Rabi Sankar, the Deputy Governor of RBI, was recently participating in discussion with the International Monetary Fund, IMF. His stance on the matter suggested opposition to the development of cryptocurrency markets in the region. It is worth noting that the Indian government has already imposed heavy taxes on crypto investors, up to 50%, which has resulted in major crypto organizations opting to leave the country.
Talking about the success of the UPI network, Rabi Sankar claimed that the localized and fiat-supporting peer-to-peer digital transactions platform UPI could replace the need for private cryptocurrencies in the marketplace. He also claimed that the UPI adoption and transaction growth in the country recorded at 160% in the last five years.
He further explained that, unlike blockchain and private cryptocurrencies, the UPI network is much easier to understand and use. He commented that blockchain technology use cases are still in the development phase despite being introduced six years before the UPI network.
On the other hand, Sankar admitted that a large part of the Indian population does not have access to the UPI network due to the lack of internet and Smartphone access.
Offline Digital Wallet for CBDC
After China banned cryptocurrencies under its jurisdiction last year, the government of India is following its example. In addition to imposing a passive ban on the cryptocurrency industry, the Indian authorities are also working on introducing a new offline digital payments wallet. According to the latest statements of Sankar, the offline wallets will work towards making the UPIs and CBDC facilities available on a larger scale.
Furthermore, Sankar claimed that the Indian banking sector and financial regulators are going to preserve its monopoly on being the central liquidity provider for the masses. He exclaimed that technology is nothing more than a tool, and it cannot be used to issue currencies.
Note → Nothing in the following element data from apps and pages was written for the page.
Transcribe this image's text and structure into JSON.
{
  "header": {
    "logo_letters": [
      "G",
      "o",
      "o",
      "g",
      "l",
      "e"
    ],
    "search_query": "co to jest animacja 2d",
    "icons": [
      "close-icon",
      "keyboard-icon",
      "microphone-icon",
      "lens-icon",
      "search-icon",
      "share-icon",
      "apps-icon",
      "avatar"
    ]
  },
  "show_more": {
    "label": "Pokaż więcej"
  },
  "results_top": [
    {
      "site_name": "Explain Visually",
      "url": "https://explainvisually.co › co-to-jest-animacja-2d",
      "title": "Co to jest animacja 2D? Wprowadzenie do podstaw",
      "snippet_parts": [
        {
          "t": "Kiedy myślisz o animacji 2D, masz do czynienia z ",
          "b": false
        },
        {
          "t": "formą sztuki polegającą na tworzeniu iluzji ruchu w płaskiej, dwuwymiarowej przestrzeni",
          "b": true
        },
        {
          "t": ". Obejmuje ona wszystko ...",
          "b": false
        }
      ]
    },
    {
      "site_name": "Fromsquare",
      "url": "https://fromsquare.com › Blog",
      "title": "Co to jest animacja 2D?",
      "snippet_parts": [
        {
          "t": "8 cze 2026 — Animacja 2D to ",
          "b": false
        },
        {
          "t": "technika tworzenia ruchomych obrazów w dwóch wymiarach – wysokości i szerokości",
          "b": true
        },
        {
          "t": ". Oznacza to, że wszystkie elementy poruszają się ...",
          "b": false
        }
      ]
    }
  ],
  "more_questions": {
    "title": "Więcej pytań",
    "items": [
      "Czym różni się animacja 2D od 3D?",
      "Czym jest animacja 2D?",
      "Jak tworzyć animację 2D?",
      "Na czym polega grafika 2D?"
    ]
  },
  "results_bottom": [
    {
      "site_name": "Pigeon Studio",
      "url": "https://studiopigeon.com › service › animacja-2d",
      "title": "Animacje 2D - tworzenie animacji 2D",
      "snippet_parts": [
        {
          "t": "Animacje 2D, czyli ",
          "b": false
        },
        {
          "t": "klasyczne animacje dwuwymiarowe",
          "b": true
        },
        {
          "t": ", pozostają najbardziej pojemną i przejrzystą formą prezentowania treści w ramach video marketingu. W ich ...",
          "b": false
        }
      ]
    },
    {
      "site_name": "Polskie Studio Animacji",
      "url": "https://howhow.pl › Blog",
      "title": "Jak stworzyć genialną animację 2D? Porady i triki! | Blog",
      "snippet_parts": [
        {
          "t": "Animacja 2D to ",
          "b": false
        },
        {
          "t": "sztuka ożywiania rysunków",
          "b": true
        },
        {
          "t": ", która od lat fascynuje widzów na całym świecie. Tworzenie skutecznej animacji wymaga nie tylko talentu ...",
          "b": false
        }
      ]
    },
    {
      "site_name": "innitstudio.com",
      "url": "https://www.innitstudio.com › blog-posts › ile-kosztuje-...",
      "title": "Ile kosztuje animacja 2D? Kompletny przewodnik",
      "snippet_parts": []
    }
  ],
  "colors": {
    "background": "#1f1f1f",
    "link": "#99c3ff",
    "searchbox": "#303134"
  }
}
He also derided stablecoins and said that they should not be accepted by consumers as a 1:1 ratio for the local legal tender. In addition, Sankar claimed that stablecoins undermine the value of the Indian rupee.